Mick McGinnity , Ireland, Freefall University AFF Graduate.
Yes you could, sit by the pool all day getting lobster red being served Sangria…or you could go to the FFU and skydive. Now , no normal person wouldnt be frightened at the prospect of throwing themselves out of a perfectly working aircraft. I found myself making up Diety´s and praying to them , the ´God of everything is going to be all right and the ´Prophet of Safe Landings ´. But be assured safery is second to none and then its all fun, fun , fun !
The instructors are brilliant , making sure you are comfortable with everything before doing anything and your gauranteed to meet people from all walks of life , in groups or here on their own. And all there for one thing…to skydive…. Its also reassuring to meet people in the same ” boat ” ( or plane ) as you and I have made many good mates.

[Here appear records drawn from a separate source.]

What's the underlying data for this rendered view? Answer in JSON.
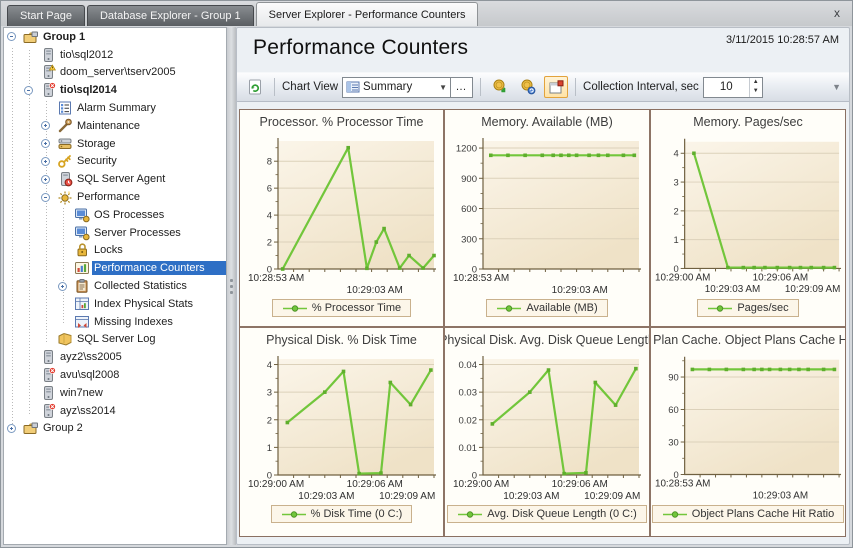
{
  "tabs": [
    {
      "label": "Start Page",
      "active": false
    },
    {
      "label": "Database Explorer - Group 1",
      "active": false
    },
    {
      "label": "Server Explorer - Performance Counters",
      "active": true
    }
  ],
  "tabbar": {
    "close_label": "x"
  },
  "header": {
    "title": "Performance Counters",
    "timestamp": "3/11/2015 10:28:57 AM"
  },
  "toolbar": {
    "refresh_icon": "refresh-icon",
    "chart_view_label": "Chart View",
    "view_icon": "summary-view-icon",
    "view_value": "Summary",
    "dropdown_glyph": "▼",
    "more_label": "…",
    "coins_down_icon": "coins-down-icon",
    "coins_cycle_icon": "coins-cycle-icon",
    "detach_window_icon": "detach-window-icon",
    "interval_label": "Collection Interval, sec",
    "interval_value": "10",
    "spin_up_glyph": "▲",
    "spin_down_glyph": "▼",
    "overflow_glyph": "▼"
  },
  "sidebar": {
    "items": [
      {
        "label": "Group 1",
        "level": 0,
        "icon": "group-folder",
        "expander": "minus",
        "bold": true,
        "selected": false,
        "overlay": "none"
      },
      {
        "label": "tio\\sql2012",
        "level": 1,
        "icon": "server",
        "expander": "none",
        "bold": false,
        "selected": false,
        "overlay": "none"
      },
      {
        "label": "doom_server\\tserv2005",
        "level": 1,
        "icon": "server",
        "expander": "none",
        "bold": false,
        "selected": false,
        "overlay": "warn"
      },
      {
        "label": "tio\\sql2014",
        "level": 1,
        "icon": "server",
        "expander": "minus",
        "bold": true,
        "selected": false,
        "overlay": "err"
      },
      {
        "label": "Alarm Summary",
        "level": 2,
        "icon": "alarm-summary",
        "expander": "none",
        "bold": false,
        "selected": false,
        "overlay": "none"
      },
      {
        "label": "Maintenance",
        "level": 2,
        "icon": "maintenance",
        "expander": "plus",
        "bold": false,
        "selected": false,
        "overlay": "none"
      },
      {
        "label": "Storage",
        "level": 2,
        "icon": "storage",
        "expander": "plus",
        "bold": false,
        "selected": false,
        "overlay": "none"
      },
      {
        "label": "Security",
        "level": 2,
        "icon": "security",
        "expander": "plus",
        "bold": false,
        "selected": false,
        "overlay": "none"
      },
      {
        "label": "SQL Server Agent",
        "level": 2,
        "icon": "agent",
        "expander": "plus",
        "bold": false,
        "selected": false,
        "overlay": "none"
      },
      {
        "label": "Performance",
        "level": 2,
        "icon": "performance",
        "expander": "minus",
        "bold": false,
        "selected": false,
        "overlay": "none"
      },
      {
        "label": "OS Processes",
        "level": 3,
        "icon": "processes",
        "expander": "none",
        "bold": false,
        "selected": false,
        "overlay": "none"
      },
      {
        "label": "Server Processes",
        "level": 3,
        "icon": "processes",
        "expander": "none",
        "bold": false,
        "selected": false,
        "overlay": "none"
      },
      {
        "label": "Locks",
        "level": 3,
        "icon": "locks",
        "expander": "none",
        "bold": false,
        "selected": false,
        "overlay": "none"
      },
      {
        "label": "Performance Counters",
        "level": 3,
        "icon": "perf-counters",
        "expander": "none",
        "bold": false,
        "selected": true,
        "overlay": "none"
      },
      {
        "label": "Collected Statistics",
        "level": 3,
        "icon": "collected-stats",
        "expander": "plus",
        "bold": false,
        "selected": false,
        "overlay": "none"
      },
      {
        "label": "Index Physical Stats",
        "level": 3,
        "icon": "index-stats",
        "expander": "none",
        "bold": false,
        "selected": false,
        "overlay": "none"
      },
      {
        "label": "Missing Indexes",
        "level": 3,
        "icon": "missing-indexes",
        "expander": "none",
        "bold": false,
        "selected": false,
        "overlay": "none"
      },
      {
        "label": "SQL Server Log",
        "level": 2,
        "icon": "sql-log",
        "expander": "none",
        "bold": false,
        "selected": false,
        "overlay": "none"
      },
      {
        "label": "ayz2\\ss2005",
        "level": 1,
        "icon": "server",
        "expander": "none",
        "bold": false,
        "selected": false,
        "overlay": "none"
      },
      {
        "label": "avu\\sql2008",
        "level": 1,
        "icon": "server",
        "expander": "none",
        "bold": false,
        "selected": false,
        "overlay": "err"
      },
      {
        "label": "win7new",
        "level": 1,
        "icon": "server",
        "expander": "none",
        "bold": false,
        "selected": false,
        "overlay": "none"
      },
      {
        "label": "ayz\\ss2014",
        "level": 1,
        "icon": "server",
        "expander": "none",
        "bold": false,
        "selected": false,
        "overlay": "err"
      },
      {
        "label": "Group 2",
        "level": 0,
        "icon": "group-folder",
        "expander": "plus",
        "bold": false,
        "selected": false,
        "overlay": "none"
      }
    ]
  },
  "chart_colors": {
    "line": "#72c63b",
    "marker": "#5fae2c",
    "plot_bg_top": "#fbf5e9",
    "plot_bg_bottom": "#efe2c7",
    "grid": "#dcd1ba",
    "axis": "#6f6040"
  },
  "chart_data": [
    {
      "type": "line",
      "title": "Processor. % Processor Time",
      "legend": "% Processor Time",
      "ylim": [
        0,
        9.5
      ],
      "yticks": [
        0,
        2,
        4,
        6,
        8
      ],
      "grid": true,
      "legend_position": "bottom",
      "x_unit": "time",
      "points": [
        [
          0.03,
          0
        ],
        [
          0.45,
          9
        ],
        [
          0.57,
          0.05
        ],
        [
          0.63,
          2
        ],
        [
          0.68,
          3
        ],
        [
          0.78,
          0.07
        ],
        [
          0.84,
          1
        ],
        [
          0.93,
          0.07
        ],
        [
          1,
          1
        ]
      ],
      "xlabels": [
        {
          "text": "10:28:53 AM",
          "x": 0,
          "row": 0,
          "anchor": "start"
        },
        {
          "text": "10:29:03 AM",
          "x": 0.62,
          "row": 1,
          "anchor": "middle"
        }
      ]
    },
    {
      "type": "line",
      "title": "Memory. Available (MB)",
      "legend": "Available (MB)",
      "ylim": [
        0,
        1270
      ],
      "yticks": [
        0,
        300,
        600,
        900,
        1200
      ],
      "grid": true,
      "legend_position": "bottom",
      "x_unit": "time",
      "points": [
        [
          0.05,
          1128
        ],
        [
          0.16,
          1128
        ],
        [
          0.27,
          1128
        ],
        [
          0.38,
          1128
        ],
        [
          0.45,
          1128
        ],
        [
          0.5,
          1128
        ],
        [
          0.55,
          1128
        ],
        [
          0.6,
          1128
        ],
        [
          0.68,
          1128
        ],
        [
          0.74,
          1128
        ],
        [
          0.8,
          1128
        ],
        [
          0.9,
          1128
        ],
        [
          0.97,
          1128
        ]
      ],
      "xlabels": [
        {
          "text": "10:28:53 AM",
          "x": 0,
          "row": 0,
          "anchor": "start"
        },
        {
          "text": "10:29:03 AM",
          "x": 0.62,
          "row": 1,
          "anchor": "middle"
        }
      ]
    },
    {
      "type": "line",
      "title": "Memory. Pages/sec",
      "legend": "Pages/sec",
      "ylim": [
        0,
        4.4
      ],
      "yticks": [
        0,
        1,
        2,
        3,
        4
      ],
      "grid": true,
      "legend_position": "bottom",
      "x_unit": "time",
      "points": [
        [
          0.06,
          4
        ],
        [
          0.28,
          0.03
        ],
        [
          0.38,
          0.03
        ],
        [
          0.45,
          0.03
        ],
        [
          0.52,
          0.03
        ],
        [
          0.6,
          0.03
        ],
        [
          0.68,
          0.03
        ],
        [
          0.75,
          0.03
        ],
        [
          0.82,
          0.03
        ],
        [
          0.9,
          0.03
        ],
        [
          0.97,
          0.03
        ]
      ],
      "xlabels": [
        {
          "text": "10:29:00 AM",
          "x": 0,
          "row": 0,
          "anchor": "start"
        },
        {
          "text": "10:29:06 AM",
          "x": 0.62,
          "row": 0,
          "anchor": "middle"
        },
        {
          "text": "10:29:03 AM",
          "x": 0.31,
          "row": 1,
          "anchor": "middle"
        },
        {
          "text": "10:29:09 AM",
          "x": 0.97,
          "row": 1,
          "anchor": "end"
        }
      ]
    },
    {
      "type": "line",
      "title": "Physical Disk. % Disk Time",
      "legend": "% Disk Time (0 C:)",
      "ylim": [
        0,
        4.2
      ],
      "yticks": [
        0,
        1,
        2,
        3,
        4
      ],
      "grid": true,
      "legend_position": "bottom",
      "x_unit": "time",
      "points": [
        [
          0.06,
          1.9
        ],
        [
          0.3,
          3.0
        ],
        [
          0.42,
          3.75
        ],
        [
          0.52,
          0.05
        ],
        [
          0.66,
          0.07
        ],
        [
          0.72,
          3.35
        ],
        [
          0.85,
          2.55
        ],
        [
          0.98,
          3.8
        ]
      ],
      "xlabels": [
        {
          "text": "10:29:00 AM",
          "x": 0,
          "row": 0,
          "anchor": "start"
        },
        {
          "text": "10:29:06 AM",
          "x": 0.62,
          "row": 0,
          "anchor": "middle"
        },
        {
          "text": "10:29:03 AM",
          "x": 0.31,
          "row": 1,
          "anchor": "middle"
        },
        {
          "text": "10:29:09 AM",
          "x": 0.97,
          "row": 1,
          "anchor": "end"
        }
      ]
    },
    {
      "type": "line",
      "title": "Physical Disk. Avg. Disk Queue Length",
      "legend": "Avg. Disk Queue Length (0 C:)",
      "ylim": [
        0,
        0.042
      ],
      "yticks": [
        0,
        0.01,
        0.02,
        0.03,
        0.04
      ],
      "grid": true,
      "legend_position": "bottom",
      "x_unit": "time",
      "points": [
        [
          0.06,
          0.0185
        ],
        [
          0.3,
          0.03
        ],
        [
          0.42,
          0.038
        ],
        [
          0.52,
          0.0005
        ],
        [
          0.66,
          0.0008
        ],
        [
          0.72,
          0.0335
        ],
        [
          0.85,
          0.0253
        ],
        [
          0.98,
          0.0385
        ]
      ],
      "xlabels": [
        {
          "text": "10:29:00 AM",
          "x": 0,
          "row": 0,
          "anchor": "start"
        },
        {
          "text": "10:29:06 AM",
          "x": 0.62,
          "row": 0,
          "anchor": "middle"
        },
        {
          "text": "10:29:03 AM",
          "x": 0.31,
          "row": 1,
          "anchor": "middle"
        },
        {
          "text": "10:29:09 AM",
          "x": 0.97,
          "row": 1,
          "anchor": "end"
        }
      ]
    },
    {
      "type": "line",
      "title": "Server: Plan Cache. Object Plans Cache Hit Ratio",
      "legend": "Object Plans Cache Hit Ratio",
      "ylim": [
        0,
        106
      ],
      "yticks": [
        0,
        30,
        60,
        90
      ],
      "grid": true,
      "legend_position": "bottom",
      "x_unit": "time",
      "points": [
        [
          0.05,
          97
        ],
        [
          0.16,
          97
        ],
        [
          0.27,
          97
        ],
        [
          0.38,
          97
        ],
        [
          0.45,
          97
        ],
        [
          0.5,
          97
        ],
        [
          0.55,
          97
        ],
        [
          0.62,
          97
        ],
        [
          0.68,
          97
        ],
        [
          0.74,
          97
        ],
        [
          0.8,
          97
        ],
        [
          0.9,
          97
        ],
        [
          0.97,
          97
        ]
      ],
      "xlabels": [
        {
          "text": "10:28:53 AM",
          "x": 0,
          "row": 0,
          "anchor": "start"
        },
        {
          "text": "10:29:03 AM",
          "x": 0.62,
          "row": 1,
          "anchor": "middle"
        }
      ]
    }
  ]
}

Another worry I had was that all the experienced jumpers and staff would be bravado charged , radicle , ” cant put me in a cage man assholes” . Everybody however was , pardon the pun, down to earth and when the sun does go down theres plenty of fun to be had with outdoor music, bars and BBQ´s.
Dont take my word for it , I am writing this on my third holiday back since learning and will not be my last ( Im already booked in for July ).
Skydiving has no rival and the FFU is the perfect place to start. So forget about sun sand and Sangria.
Go where the sky and the ground is the limit!
Mick from Dublin.
Jo Cox, United Kingdon, Freefall University AFF Graduate
We arrived without any problems on a Thursday evening, having hired a car, to find everyone gathered near the bar area talking about the excitements of the day. I was immediately introduced to the FFU team (and more importantly to my instrucor who somehow turned me into a skydiver).
The reality of what I was doing there didn’t sink in until about two in the morning but luckily as we were staying on the DZ I was able to roam the night smoking Fortuna and thinking “Oh my God, I hope I’ve got the balls to jump”. We stayed in one of the little “cottages” ;o) Not exactly the Ritz but cheap as chips and when you’re that tired it doesn’t seem to make much difference. Another good point is that you’re first in line to get on the first lift in the morning -though I recommend a strong coffee from the café before you’re first jump if you’ve been out at Latinos with everyone the night before. Otherwise you might fall for the famous “look over there trick” )
Ground school was fun. At first it’s a bit daunting- there’s so much to remember. It’s amazing though, I arrived with nothing and now I know so much. The information kind of sinks in somewhere between the mock up door and the real one. By the time you’re staring at the ground from 13000 feet all you can think of is drills and at what altitude you should do what.
If we are going to be honest now, nothing can fully prepare any normal human being for jumping out of a perfectly decent, fully functional, aircraft. Luckily the FFU instructors are right there beside you, giving you encouragement and fill you with confidence all the way. Good job guys and girls, and thanks so much.
Each AFF level brings some new excitement (along with new skills of course) and once I had qualified I was dying to try out all my new tricks. Sadly my stay was only a short one and I didn’t have time to fit in all of my consols.
I can’t wait to go back. Keep the engines running people and save a seat for me!!